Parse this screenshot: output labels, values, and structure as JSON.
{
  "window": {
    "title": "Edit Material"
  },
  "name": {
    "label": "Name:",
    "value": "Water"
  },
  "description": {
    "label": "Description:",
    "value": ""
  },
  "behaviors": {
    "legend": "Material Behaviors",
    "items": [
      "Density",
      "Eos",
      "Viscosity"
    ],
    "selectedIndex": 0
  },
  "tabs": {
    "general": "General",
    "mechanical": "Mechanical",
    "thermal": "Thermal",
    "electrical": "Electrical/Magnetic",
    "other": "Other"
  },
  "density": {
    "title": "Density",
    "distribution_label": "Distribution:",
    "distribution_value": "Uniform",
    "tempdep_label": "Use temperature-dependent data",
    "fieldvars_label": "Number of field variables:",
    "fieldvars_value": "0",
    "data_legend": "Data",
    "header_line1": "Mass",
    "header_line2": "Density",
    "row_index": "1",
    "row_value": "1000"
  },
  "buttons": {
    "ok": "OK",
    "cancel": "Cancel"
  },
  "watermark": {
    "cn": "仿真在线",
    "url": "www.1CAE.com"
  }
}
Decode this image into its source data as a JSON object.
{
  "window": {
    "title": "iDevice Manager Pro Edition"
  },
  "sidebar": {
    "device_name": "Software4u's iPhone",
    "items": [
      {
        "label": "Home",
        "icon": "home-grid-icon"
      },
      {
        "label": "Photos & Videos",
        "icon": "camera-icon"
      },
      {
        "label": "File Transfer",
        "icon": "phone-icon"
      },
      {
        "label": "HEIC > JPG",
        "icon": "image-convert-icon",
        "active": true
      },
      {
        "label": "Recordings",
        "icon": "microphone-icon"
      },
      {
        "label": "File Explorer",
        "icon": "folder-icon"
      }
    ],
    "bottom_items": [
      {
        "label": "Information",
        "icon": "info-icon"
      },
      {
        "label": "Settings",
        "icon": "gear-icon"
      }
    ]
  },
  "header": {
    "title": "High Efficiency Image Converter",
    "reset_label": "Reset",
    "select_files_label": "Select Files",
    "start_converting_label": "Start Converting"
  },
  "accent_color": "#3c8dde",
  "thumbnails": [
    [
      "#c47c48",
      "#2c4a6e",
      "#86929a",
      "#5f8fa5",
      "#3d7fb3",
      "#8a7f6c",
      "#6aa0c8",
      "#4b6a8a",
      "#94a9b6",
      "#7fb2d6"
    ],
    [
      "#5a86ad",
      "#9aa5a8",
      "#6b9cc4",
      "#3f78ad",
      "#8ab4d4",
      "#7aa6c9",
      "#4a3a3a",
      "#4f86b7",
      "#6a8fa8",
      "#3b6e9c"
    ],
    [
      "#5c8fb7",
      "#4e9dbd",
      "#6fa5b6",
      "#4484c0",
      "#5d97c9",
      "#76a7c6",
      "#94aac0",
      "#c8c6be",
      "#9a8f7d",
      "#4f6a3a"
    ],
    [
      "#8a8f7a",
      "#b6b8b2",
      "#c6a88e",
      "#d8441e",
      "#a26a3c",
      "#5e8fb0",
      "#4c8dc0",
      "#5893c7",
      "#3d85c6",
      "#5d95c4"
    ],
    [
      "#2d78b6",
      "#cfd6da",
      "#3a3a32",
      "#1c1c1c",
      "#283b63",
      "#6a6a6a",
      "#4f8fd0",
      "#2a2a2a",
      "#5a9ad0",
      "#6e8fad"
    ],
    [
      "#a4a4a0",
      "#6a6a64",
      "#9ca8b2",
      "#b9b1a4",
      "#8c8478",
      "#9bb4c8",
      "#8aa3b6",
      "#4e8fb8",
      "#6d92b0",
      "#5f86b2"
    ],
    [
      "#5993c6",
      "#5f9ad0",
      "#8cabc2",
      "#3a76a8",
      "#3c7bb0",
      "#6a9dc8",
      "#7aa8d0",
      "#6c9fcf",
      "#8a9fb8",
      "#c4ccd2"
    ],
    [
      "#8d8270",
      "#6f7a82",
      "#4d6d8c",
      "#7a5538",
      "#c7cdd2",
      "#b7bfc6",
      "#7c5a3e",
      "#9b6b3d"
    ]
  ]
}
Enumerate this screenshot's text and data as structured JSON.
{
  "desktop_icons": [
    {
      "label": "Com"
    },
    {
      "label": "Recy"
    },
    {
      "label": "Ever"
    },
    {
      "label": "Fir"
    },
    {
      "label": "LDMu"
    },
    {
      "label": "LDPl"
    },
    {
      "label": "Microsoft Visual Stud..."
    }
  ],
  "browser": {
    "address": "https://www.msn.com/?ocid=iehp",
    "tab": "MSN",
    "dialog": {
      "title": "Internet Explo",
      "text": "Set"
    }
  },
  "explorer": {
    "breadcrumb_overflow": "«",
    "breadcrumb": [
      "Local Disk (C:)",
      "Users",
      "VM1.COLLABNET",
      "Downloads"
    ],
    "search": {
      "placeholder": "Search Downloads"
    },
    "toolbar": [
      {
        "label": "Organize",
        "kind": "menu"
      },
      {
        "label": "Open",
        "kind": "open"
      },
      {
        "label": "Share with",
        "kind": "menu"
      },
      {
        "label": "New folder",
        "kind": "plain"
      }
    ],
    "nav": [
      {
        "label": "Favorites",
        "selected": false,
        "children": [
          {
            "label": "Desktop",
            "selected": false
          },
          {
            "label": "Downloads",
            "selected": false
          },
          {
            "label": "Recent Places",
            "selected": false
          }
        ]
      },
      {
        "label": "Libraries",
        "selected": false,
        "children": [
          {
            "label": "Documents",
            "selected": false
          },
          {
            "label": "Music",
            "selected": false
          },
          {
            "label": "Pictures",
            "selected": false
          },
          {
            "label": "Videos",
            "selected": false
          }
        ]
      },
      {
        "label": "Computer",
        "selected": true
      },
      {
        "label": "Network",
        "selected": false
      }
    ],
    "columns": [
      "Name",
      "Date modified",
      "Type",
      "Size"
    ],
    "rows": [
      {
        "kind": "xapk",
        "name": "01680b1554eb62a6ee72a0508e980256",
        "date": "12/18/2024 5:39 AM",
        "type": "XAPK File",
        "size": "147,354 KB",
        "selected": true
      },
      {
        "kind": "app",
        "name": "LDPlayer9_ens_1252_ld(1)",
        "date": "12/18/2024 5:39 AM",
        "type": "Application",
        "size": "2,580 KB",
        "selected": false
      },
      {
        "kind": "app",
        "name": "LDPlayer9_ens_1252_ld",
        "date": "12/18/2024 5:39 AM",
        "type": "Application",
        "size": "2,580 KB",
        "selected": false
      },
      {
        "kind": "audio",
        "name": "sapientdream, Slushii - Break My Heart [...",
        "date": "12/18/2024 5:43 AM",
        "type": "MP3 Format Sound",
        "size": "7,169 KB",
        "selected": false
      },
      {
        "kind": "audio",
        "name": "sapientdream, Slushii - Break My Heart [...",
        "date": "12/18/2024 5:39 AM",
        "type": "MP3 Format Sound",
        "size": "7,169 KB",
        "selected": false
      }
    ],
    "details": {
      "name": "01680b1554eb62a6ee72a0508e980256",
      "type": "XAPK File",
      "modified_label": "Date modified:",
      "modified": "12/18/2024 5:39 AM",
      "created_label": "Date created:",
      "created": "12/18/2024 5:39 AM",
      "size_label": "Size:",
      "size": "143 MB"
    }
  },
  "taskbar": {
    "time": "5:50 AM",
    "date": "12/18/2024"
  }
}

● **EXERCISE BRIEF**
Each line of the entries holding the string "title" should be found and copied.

● **RESPONSE BOX**
    "title": "Edit Material"
    "title": "Density",
    "title": "iDevice Manager Pro Edition"
    "title": "High Efficiency Image Converter",
      "title": "Internet Explo",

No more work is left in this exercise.